• [Given records]

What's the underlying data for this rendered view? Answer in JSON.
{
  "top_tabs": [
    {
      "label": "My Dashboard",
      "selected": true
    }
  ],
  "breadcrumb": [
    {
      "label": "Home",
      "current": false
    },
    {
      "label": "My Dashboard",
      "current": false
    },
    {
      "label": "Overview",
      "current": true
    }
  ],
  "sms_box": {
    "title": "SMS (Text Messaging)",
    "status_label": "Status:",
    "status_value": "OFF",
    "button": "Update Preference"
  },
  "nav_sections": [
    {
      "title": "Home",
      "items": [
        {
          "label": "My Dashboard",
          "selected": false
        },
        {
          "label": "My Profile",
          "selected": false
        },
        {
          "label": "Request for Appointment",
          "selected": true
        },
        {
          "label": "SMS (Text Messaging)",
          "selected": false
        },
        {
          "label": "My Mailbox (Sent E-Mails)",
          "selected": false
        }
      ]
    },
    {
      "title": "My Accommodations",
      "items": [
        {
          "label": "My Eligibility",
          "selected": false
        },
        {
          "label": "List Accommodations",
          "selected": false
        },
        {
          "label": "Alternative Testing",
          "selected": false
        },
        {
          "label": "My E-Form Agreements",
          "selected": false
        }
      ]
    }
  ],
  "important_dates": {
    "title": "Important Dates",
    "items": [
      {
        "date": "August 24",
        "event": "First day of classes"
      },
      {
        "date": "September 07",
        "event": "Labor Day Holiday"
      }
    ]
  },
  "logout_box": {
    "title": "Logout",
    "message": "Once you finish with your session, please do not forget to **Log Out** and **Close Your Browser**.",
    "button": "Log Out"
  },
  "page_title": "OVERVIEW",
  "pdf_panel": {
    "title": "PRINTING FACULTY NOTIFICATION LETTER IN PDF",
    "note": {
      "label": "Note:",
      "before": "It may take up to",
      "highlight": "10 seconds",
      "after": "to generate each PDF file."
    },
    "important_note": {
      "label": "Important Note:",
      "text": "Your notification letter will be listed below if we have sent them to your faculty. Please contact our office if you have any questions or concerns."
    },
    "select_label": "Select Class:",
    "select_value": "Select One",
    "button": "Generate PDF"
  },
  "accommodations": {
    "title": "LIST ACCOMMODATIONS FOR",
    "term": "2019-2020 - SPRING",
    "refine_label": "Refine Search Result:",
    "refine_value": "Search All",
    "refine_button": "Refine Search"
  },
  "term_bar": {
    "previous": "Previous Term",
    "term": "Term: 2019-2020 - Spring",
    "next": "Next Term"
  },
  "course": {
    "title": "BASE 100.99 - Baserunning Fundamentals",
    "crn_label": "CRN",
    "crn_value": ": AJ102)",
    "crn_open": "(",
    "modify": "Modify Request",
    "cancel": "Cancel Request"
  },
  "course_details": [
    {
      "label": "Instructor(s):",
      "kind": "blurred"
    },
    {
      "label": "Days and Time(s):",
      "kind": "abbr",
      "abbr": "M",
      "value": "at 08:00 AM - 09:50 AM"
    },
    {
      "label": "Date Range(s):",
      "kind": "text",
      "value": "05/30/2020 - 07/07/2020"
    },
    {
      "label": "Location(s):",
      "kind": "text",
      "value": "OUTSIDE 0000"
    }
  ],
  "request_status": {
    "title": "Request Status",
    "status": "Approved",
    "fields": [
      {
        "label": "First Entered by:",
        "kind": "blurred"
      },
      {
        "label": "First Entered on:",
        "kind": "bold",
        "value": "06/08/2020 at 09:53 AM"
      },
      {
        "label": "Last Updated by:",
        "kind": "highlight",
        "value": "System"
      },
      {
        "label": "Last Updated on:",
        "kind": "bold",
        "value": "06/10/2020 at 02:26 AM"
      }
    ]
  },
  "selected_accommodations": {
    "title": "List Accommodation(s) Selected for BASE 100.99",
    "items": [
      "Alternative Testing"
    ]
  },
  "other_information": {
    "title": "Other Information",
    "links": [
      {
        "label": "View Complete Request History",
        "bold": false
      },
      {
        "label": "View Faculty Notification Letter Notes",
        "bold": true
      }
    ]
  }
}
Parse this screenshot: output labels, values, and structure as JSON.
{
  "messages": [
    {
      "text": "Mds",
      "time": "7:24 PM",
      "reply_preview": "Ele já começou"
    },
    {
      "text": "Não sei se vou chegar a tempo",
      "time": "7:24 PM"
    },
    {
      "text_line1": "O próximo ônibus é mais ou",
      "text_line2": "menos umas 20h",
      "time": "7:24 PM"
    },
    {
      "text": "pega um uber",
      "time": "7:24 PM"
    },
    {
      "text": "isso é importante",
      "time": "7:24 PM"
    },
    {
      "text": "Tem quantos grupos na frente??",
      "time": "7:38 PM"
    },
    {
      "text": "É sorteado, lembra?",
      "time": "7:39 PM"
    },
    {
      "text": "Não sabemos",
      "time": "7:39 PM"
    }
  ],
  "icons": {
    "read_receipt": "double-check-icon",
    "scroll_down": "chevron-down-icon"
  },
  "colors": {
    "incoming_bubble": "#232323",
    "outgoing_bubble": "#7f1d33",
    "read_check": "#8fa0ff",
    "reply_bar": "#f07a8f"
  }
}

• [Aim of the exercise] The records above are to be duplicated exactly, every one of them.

• [Response]
What's the underlying data for this rendered view? Answer in JSON.
{
  "top_tabs": [
    {
      "label": "My Dashboard",
      "selected": true
    }
  ],
  "breadcrumb": [
    {
      "label": "Home",
      "current": false
    },
    {
      "label": "My Dashboard",
      "current": false
    },
    {
      "label": "Overview",
      "current": true
    }
  ],
  "sms_box": {
    "title": "SMS (Text Messaging)",
    "status_label": "Status:",
    "status_value": "OFF",
    "button": "Update Preference"
  },
  "nav_sections": [
    {
      "title": "Home",
      "items": [
        {
          "label": "My Dashboard",
          "selected": false
        },
        {
          "label": "My Profile",
          "selected": false
        },
        {
          "label": "Request for Appointment",
          "selected": true
        },
        {
          "label": "SMS (Text Messaging)",
          "selected": false
        },
        {
          "label": "My Mailbox (Sent E-Mails)",
          "selected": false
        }
      ]
    },
    {
      "title": "My Accommodations",
      "items": [
        {
          "label": "My Eligibility",
          "selected": false
        },
        {
          "label": "List Accommodations",
          "selected": false
        },
        {
          "label": "Alternative Testing",
          "selected": false
        },
        {
          "label": "My E-Form Agreements",
          "selected": false
        }
      ]
    }
  ],
  "important_dates": {
    "title": "Important Dates",
    "items": [
      {
        "date": "August 24",
        "event": "First day of classes"
      },
      {
        "date": "September 07",
        "event": "Labor Day Holiday"
      }
    ]
  },
  "logout_box": {
    "title": "Logout",
    "message": "Once you finish with your session, please do not forget to **Log Out** and **Close Your Browser**.",
    "button": "Log Out"
  },
  "page_title": "OVERVIEW",
  "pdf_panel": {
    "title": "PRINTING FACULTY NOTIFICATION LETTER IN PDF",
    "note": {
      "label": "Note:",
      "before": "It may take up to",
      "highlight": "10 seconds",
      "after": "to generate each PDF file."
    },
    "important_note": {
      "label": "Important Note:",
      "text": "Your notification letter will be listed below if we have sent them to your faculty. Please contact our office if you have any questions or concerns."
    },
    "select_label": "Select Class:",
    "select_value": "Select One",
    "button": "Generate PDF"
  },
  "accommodations": {
    "title": "LIST ACCOMMODATIONS FOR",
    "term": "2019-2020 - SPRING",
    "refine_label": "Refine Search Result:",
    "refine_value": "Search All",
    "refine_button": "Refine Search"
  },
  "term_bar": {
    "previous": "Previous Term",
    "term": "Term: 2019-2020 - Spring",
    "next": "Next Term"
  },
  "course": {
    "title": "BASE 100.99 - Baserunning Fundamentals",
    "crn_label": "CRN",
    "crn_value": ": AJ102)",
    "crn_open": "(",
    "modify": "Modify Request",
    "cancel": "Cancel Request"
  },
  "course_details": [
    {
      "label": "Instructor(s):",
      "kind": "blurred"
    },
    {
      "label": "Days and Time(s):",
      "kind": "abbr",
      "abbr": "M",
      "value": "at 08:00 AM - 09:50 AM"
    },
    {
      "label": "Date Range(s):",
      "kind": "text",
      "value": "05/30/2020 - 07/07/2020"
    },
    {
      "label": "Location(s):",
      "kind": "text",
      "value": "OUTSIDE 0000"
    }
  ],
  "request_status": {
    "title": "Request Status",
    "status": "Approved",
    "fields": [
      {
        "label": "First Entered by:",
        "kind": "blurred"
      },
      {
        "label": "First Entered on:",
        "kind": "bold",
        "value": "06/08/2020 at 09:53 AM"
      },
      {
        "label": "Last Updated by:",
        "kind": "highlight",
        "value": "System"
      },
      {
        "label": "Last Updated on:",
        "kind": "bold",
        "value": "06/10/2020 at 02:26 AM"
      }
    ]
  },
  "selected_accommodations": {
    "title": "List Accommodation(s) Selected for BASE 100.99",
    "items": [
      "Alternative Testing"
    ]
  },
  "other_information": {
    "title": "Other Information",
    "links": [
      {
        "label": "View Complete Request History",
        "bold": false
      },
      {
        "label": "View Faculty Notification Letter Notes",
        "bold": true
      }
    ]
  }
}
Parse this screenshot: output labels, values, and structure as JSON.
{
  "messages": [
    {
      "text": "Mds",
      "time": "7:24 PM",
      "reply_preview": "Ele já começou"
    },
    {
      "text": "Não sei se vou chegar a tempo",
      "time": "7:24 PM"
    },
    {
      "text_line1": "O próximo ônibus é mais ou",
      "text_line2": "menos umas 20h",
      "time": "7:24 PM"
    },
    {
      "text": "pega um uber",
      "time": "7:24 PM"
    },
    {
      "text": "isso é importante",
      "time": "7:24 PM"
    },
    {
      "text": "Tem quantos grupos na frente??",
      "time": "7:38 PM"
    },
    {
      "text": "É sorteado, lembra?",
      "time": "7:39 PM"
    },
    {
      "text": "Não sabemos",
      "time": "7:39 PM"
    }
  ],
  "icons": {
    "read_receipt": "double-check-icon",
    "scroll_down": "chevron-down-icon"
  },
  "colors": {
    "incoming_bubble": "#232323",
    "outgoing_bubble": "#7f1d33",
    "read_check": "#8fa0ff",
    "reply_bar": "#f07a8f"
  }
}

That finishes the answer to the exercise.